She pulls off the cloak and hands me the tissue that she’d tucked in the back of my collar. I have no idea what I am meant to do with this tissue. I shove it in my pocket, and forget about it, a hairy momento that I will discover in a couple of days time when I try to blow my nose on it and get a nasty surprise. It’s £7.50; I scrabble around, pull out £9, and hand it all over. That’s more than I would have tipped really, but I’d have felt cheap if I’d dropped a pound coin back in my pocket, so there you go.
Out into the street and the wind whips over my newly shorn scalp. I am relieved it’s all over. And still dreading having to do it again in a couple of months time.
I skipped reading Lady Audley’s Secret. I just had better things to do, and I figured I could hide at the back of the tutorial while everyone else chatted away.
As it turned out, no-one in my tutorial had read Lady Audley’s Secret.
We’d all skipped it, which was pretty embarrassing, and which drove our tutor mad.

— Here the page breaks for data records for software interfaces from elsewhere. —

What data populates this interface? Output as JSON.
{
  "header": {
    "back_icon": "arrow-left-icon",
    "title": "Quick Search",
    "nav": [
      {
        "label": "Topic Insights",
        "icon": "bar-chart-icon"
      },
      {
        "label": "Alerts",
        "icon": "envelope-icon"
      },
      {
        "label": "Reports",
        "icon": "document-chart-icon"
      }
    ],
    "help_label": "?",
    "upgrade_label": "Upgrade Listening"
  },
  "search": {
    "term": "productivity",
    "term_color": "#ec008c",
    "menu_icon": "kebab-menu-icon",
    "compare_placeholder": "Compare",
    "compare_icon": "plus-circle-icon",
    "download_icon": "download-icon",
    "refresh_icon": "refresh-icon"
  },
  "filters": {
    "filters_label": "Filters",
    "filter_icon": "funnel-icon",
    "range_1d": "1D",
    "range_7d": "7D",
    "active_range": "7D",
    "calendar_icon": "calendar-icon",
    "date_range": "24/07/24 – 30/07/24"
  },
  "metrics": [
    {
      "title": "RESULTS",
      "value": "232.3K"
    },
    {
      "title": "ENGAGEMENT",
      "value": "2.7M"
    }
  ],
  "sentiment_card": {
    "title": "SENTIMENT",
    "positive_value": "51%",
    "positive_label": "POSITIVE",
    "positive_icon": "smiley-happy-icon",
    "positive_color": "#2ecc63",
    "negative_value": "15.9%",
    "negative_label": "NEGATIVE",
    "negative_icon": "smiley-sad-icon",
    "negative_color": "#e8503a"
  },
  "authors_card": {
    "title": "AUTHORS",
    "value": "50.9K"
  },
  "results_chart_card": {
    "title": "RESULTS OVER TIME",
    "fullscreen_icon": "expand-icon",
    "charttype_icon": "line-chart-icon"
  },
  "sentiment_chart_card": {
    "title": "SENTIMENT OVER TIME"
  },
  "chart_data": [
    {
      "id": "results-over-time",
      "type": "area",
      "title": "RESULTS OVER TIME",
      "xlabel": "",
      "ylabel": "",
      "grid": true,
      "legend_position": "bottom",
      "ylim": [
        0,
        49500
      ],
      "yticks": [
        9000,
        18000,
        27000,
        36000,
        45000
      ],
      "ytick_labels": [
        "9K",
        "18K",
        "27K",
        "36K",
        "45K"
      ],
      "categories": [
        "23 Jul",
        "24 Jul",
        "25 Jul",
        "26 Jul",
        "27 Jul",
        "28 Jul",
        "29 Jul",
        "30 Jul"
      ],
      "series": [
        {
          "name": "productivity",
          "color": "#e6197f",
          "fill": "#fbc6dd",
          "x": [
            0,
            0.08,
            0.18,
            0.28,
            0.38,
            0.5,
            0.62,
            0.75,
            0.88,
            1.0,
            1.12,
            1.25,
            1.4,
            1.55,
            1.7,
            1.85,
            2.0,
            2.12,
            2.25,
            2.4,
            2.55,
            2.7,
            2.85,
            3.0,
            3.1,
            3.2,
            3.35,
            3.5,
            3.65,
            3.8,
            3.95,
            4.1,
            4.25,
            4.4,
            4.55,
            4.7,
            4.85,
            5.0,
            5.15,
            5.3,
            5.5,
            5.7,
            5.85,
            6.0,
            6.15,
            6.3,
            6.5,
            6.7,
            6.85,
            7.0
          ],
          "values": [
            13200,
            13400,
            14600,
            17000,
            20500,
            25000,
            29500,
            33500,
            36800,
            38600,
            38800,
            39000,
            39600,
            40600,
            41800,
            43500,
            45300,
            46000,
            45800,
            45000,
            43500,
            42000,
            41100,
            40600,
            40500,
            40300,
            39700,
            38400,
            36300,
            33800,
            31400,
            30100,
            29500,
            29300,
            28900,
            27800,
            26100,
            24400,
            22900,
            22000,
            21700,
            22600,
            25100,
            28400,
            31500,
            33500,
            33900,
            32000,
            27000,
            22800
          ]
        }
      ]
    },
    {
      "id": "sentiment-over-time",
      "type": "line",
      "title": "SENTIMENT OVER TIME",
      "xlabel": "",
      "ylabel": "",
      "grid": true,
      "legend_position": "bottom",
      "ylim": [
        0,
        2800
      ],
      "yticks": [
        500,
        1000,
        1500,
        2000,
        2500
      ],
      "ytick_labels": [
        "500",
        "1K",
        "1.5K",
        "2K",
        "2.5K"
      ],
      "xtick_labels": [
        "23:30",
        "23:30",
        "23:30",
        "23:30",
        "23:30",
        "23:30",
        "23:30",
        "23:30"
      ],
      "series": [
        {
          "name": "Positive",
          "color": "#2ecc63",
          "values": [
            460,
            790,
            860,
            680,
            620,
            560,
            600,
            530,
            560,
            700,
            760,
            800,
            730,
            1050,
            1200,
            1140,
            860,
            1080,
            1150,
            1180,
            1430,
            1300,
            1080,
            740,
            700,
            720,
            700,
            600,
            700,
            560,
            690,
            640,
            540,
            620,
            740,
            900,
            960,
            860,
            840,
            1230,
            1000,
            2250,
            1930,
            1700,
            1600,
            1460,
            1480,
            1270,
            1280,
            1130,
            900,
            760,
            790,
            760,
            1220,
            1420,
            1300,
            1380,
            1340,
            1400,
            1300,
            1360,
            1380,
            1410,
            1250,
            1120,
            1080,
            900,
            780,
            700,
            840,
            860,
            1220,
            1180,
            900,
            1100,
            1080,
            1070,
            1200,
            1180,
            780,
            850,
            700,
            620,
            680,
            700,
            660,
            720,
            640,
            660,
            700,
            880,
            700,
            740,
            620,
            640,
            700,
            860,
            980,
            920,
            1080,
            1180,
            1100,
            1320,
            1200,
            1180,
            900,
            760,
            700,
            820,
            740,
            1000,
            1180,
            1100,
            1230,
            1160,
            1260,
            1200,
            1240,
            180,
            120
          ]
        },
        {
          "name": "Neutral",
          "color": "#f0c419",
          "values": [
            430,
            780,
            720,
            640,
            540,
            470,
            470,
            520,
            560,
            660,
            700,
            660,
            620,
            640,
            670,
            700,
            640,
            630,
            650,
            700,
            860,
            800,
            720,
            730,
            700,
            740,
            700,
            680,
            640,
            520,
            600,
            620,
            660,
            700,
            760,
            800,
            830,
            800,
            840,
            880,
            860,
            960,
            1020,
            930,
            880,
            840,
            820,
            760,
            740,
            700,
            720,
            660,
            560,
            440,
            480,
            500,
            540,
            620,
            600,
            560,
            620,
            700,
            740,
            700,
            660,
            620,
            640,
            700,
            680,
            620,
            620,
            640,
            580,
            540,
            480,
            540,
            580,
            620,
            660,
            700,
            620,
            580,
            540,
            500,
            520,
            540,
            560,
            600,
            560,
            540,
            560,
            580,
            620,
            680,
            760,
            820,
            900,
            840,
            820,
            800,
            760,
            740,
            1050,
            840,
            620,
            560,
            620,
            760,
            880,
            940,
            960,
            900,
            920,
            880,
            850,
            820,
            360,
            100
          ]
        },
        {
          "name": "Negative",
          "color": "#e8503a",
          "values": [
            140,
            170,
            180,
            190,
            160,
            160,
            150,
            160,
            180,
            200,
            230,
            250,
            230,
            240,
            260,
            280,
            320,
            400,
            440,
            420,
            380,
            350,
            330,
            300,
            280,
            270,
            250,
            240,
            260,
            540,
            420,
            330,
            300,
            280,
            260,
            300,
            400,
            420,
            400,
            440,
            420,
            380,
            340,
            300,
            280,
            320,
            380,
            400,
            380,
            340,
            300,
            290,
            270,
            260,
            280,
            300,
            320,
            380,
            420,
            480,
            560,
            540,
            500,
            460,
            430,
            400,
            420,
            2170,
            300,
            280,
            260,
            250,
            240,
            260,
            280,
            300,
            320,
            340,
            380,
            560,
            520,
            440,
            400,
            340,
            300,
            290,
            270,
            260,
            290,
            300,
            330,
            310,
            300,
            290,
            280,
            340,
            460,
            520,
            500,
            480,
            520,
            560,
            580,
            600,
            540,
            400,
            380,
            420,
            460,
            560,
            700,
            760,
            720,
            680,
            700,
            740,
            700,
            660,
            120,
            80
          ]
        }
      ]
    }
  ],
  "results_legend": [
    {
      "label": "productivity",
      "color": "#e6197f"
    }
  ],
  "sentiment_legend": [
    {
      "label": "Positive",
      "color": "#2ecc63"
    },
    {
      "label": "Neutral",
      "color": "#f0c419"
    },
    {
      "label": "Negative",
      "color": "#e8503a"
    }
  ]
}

She sent us off with a flea in our ear, telling us to make sure we read next week’s book, Aurora Leigh. I hadn’t even bought Aurora Leigh yet, never mind read it.
I skipped the meeting with the college’s Academic board I was meant to go to that afternoon and headed into town. I scouted round Liverpool’s bookshops, found a copy of Aurora Leigh in Dillons, and scooted off to a pub.
I should have gone home really, but I wanted to get started reading it, and besides, I’d come all the way into the city - I may as well have made a day of it. I went to my favourite pub, The Lisbon. It’s a gay bar, and I knew that it’d be quiet. I can have a pint, I can sit down in peace and read the book.
It was a Wednesday afternoon so the place was empty, just a few scattered punters. There was one man talking to another over the other side of the bar. He was wearing a thick jumper over his shirt. I thought, “he’s not bad”. Then went back to my reading.
It was really hard work, Aurora Leigh. It’s just one big long poem. I needed another pint to get me through it. And then another. I slugged through.
That man was still there; his friend had left. Was he shyly looking my way? I didn’t want to meet someone - I had gone through some crappy guys lately and was thoroughly bored of the whole thing. I didn’t fancy going over and making a fool of myself again. I carried on reading.
Until he came over to me. He asked if he could sit down - he didn’t want to interrupt. I said, yeah, why not? Aurora Leigh was incredibly boring. I could do with a break. A bit of a chat.
He’s sat next to me right now as I write this. That same man, that same relationship. Just us.
Sixteen years ago today.
It was my birthday at the weekend.
I went to York. National Railway Museum, tea rooms, historic buildings, blah blah blah.
More importantly, in an antique bookstore, I laid hands on first edition Bond novels. A £1200 copy of Goldfinger. A £425 copy of James Bond and Moonraker. A £250 copy of On Her Majesty’s Secret Service (slightly damaged).
I also found out that the first edition copy of Brokenclaw I have on my shelf is worth £30. Which isn’t bad, let’s be honest.
Tonight I was going to see Skyfall with some friends.
I suffered a massive anxiety attack and couldn’t bear the idea of going in a cinema full of people. I came home.
MY MENTAL ILLNESS IS MAKING ME MISS JAMES BOND FILMS. IS THERE ANY POINT IN LIVING ANY MORE?
It’s seven o’clock on day 200 of the Photo A Day project and I need to think of something special to celebrate it. I have five hours to come up with something but I’m drawing a blank.
Suggestions gratefully received.